_ABOUT THIS EXERCISE_
All lines of the material must be output verbatim.

_INFORMATION SUPPLIED_

*-*-*

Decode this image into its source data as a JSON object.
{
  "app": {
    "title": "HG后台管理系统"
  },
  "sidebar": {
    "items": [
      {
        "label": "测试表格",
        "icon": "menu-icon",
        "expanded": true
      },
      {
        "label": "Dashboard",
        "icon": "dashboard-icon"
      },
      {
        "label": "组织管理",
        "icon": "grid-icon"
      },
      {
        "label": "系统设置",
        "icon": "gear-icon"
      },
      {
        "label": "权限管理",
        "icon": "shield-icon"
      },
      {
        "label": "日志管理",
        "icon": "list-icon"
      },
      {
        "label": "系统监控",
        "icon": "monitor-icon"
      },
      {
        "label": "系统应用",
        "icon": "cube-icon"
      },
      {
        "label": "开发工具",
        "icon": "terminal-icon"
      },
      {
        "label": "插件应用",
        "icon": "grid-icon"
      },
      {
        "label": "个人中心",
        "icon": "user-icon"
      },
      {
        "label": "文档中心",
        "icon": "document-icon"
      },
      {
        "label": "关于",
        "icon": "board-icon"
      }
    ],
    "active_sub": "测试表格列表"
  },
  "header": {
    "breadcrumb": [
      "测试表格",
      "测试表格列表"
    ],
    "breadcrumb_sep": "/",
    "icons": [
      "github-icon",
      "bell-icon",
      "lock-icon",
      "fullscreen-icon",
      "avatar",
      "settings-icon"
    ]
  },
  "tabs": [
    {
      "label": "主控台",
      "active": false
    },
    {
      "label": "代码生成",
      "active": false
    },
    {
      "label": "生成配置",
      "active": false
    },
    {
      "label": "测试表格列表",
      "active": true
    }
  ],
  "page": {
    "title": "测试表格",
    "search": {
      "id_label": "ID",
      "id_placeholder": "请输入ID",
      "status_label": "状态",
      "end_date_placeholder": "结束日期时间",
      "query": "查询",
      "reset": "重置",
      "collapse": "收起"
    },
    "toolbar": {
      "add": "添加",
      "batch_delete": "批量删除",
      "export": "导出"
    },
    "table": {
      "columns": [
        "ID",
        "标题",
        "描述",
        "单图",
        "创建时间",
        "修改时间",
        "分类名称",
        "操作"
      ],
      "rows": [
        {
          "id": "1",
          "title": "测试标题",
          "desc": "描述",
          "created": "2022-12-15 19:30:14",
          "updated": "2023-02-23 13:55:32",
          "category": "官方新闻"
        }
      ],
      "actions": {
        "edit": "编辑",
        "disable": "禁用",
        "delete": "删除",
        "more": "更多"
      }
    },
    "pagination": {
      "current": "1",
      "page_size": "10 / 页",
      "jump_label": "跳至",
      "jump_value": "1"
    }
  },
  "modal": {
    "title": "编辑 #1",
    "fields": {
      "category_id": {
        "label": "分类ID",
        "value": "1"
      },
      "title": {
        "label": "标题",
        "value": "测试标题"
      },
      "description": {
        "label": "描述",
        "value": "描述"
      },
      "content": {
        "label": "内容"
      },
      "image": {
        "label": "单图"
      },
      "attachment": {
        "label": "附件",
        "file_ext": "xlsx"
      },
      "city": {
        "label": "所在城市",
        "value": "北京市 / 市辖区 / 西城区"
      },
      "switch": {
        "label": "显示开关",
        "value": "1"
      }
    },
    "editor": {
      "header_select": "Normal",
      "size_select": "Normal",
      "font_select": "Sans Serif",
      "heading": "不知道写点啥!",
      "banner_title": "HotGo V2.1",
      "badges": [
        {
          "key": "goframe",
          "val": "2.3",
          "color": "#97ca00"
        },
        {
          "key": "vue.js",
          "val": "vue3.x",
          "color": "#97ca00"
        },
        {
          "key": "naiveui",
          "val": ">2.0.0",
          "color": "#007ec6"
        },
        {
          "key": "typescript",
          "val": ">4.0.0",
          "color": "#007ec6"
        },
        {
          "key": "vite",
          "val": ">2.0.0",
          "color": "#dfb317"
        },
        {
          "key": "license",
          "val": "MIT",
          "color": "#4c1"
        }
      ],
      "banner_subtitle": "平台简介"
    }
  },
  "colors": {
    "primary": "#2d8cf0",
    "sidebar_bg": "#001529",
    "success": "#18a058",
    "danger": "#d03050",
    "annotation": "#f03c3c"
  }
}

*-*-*

_TASK RESULT_
Decode this image into its source data as a JSON object.
{
  "app": {
    "title": "HG后台管理系统"
  },
  "sidebar": {
    "items": [
      {
        "label": "测试表格",
        "icon": "menu-icon",
        "expanded": true
      },
      {
        "label": "Dashboard",
        "icon": "dashboard-icon"
      },
      {
        "label": "组织管理",
        "icon": "grid-icon"
      },
      {
        "label": "系统设置",
        "icon": "gear-icon"
      },
      {
        "label": "权限管理",
        "icon": "shield-icon"
      },
      {
        "label": "日志管理",
        "icon": "list-icon"
      },
      {
        "label": "系统监控",
        "icon": "monitor-icon"
      },
      {
        "label": "系统应用",
        "icon": "cube-icon"
      },
      {
        "label": "开发工具",
        "icon": "terminal-icon"
      },
      {
        "label": "插件应用",
        "icon": "grid-icon"
      },
      {
        "label": "个人中心",
        "icon": "user-icon"
      },
      {
        "label": "文档中心",
        "icon": "document-icon"
      },
      {
        "label": "关于",
        "icon": "board-icon"
      }
    ],
    "active_sub": "测试表格列表"
  },
  "header": {
    "breadcrumb": [
      "测试表格",
      "测试表格列表"
    ],
    "breadcrumb_sep": "/",
    "icons": [
      "github-icon",
      "bell-icon",
      "lock-icon",
      "fullscreen-icon",
      "avatar",
      "settings-icon"
    ]
  },
  "tabs": [
    {
      "label": "主控台",
      "active": false
    },
    {
      "label": "代码生成",
      "active": false
    },
    {
      "label": "生成配置",
      "active": false
    },
    {
      "label": "测试表格列表",
      "active": true
    }
  ],
  "page": {
    "title": "测试表格",
    "search": {
      "id_label": "ID",
      "id_placeholder": "请输入ID",
      "status_label": "状态",
      "end_date_placeholder": "结束日期时间",
      "query": "查询",
      "reset": "重置",
      "collapse": "收起"
    },
    "toolbar": {
      "add": "添加",
      "batch_delete": "批量删除",
      "export": "导出"
    },
    "table": {
      "columns": [
        "ID",
        "标题",
        "描述",
        "单图",
        "创建时间",
        "修改时间",
        "分类名称",
        "操作"
      ],
      "rows": [
        {
          "id": "1",
          "title": "测试标题",
          "desc": "描述",
          "created": "2022-12-15 19:30:14",
          "updated": "2023-02-23 13:55:32",
          "category": "官方新闻"
        }
      ],
      "actions": {
        "edit": "编辑",
        "disable": "禁用",
        "delete": "删除",
        "more": "更多"
      }
    },
    "pagination": {
      "current": "1",
      "page_size": "10 / 页",
      "jump_label": "跳至",
      "jump_value": "1"
    }
  },
  "modal": {
    "title": "编辑 #1",
    "fields": {
      "category_id": {
        "label": "分类ID",
        "value": "1"
      },
      "title": {
        "label": "标题",
        "value": "测试标题"
      },
      "description": {
        "label": "描述",
        "value": "描述"
      },
      "content": {
        "label": "内容"
      },
      "image": {
        "label": "单图"
      },
      "attachment": {
        "label": "附件",
        "file_ext": "xlsx"
      },
      "city": {
        "label": "所在城市",
        "value": "北京市 / 市辖区 / 西城区"
      },
      "switch": {
        "label": "显示开关",
        "value": "1"
      }
    },
    "editor": {
      "header_select": "Normal",
      "size_select": "Normal",
      "font_select": "Sans Serif",
      "heading": "不知道写点啥!",
      "banner_title": "HotGo V2.1",
      "badges": [
        {
          "key": "goframe",
          "val": "2.3",
          "color": "#97ca00"
        },
        {
          "key": "vue.js",
          "val": "vue3.x",
          "color": "#97ca00"
        },
        {
          "key": "naiveui",
          "val": ">2.0.0",
          "color": "#007ec6"
        },
        {
          "key": "typescript",
          "val": ">4.0.0",
          "color": "#007ec6"
        },
        {
          "key": "vite",
          "val": ">2.0.0",
          "color": "#dfb317"
        },
        {
          "key": "license",
          "val": "MIT",
          "color": "#4c1"
        }
      ],
      "banner_subtitle": "平台简介"
    }
  },
  "colors": {
    "primary": "#2d8cf0",
    "sidebar_bg": "#001529",
    "success": "#18a058",
    "danger": "#d03050",
    "annotation": "#f03c3c"
  }
}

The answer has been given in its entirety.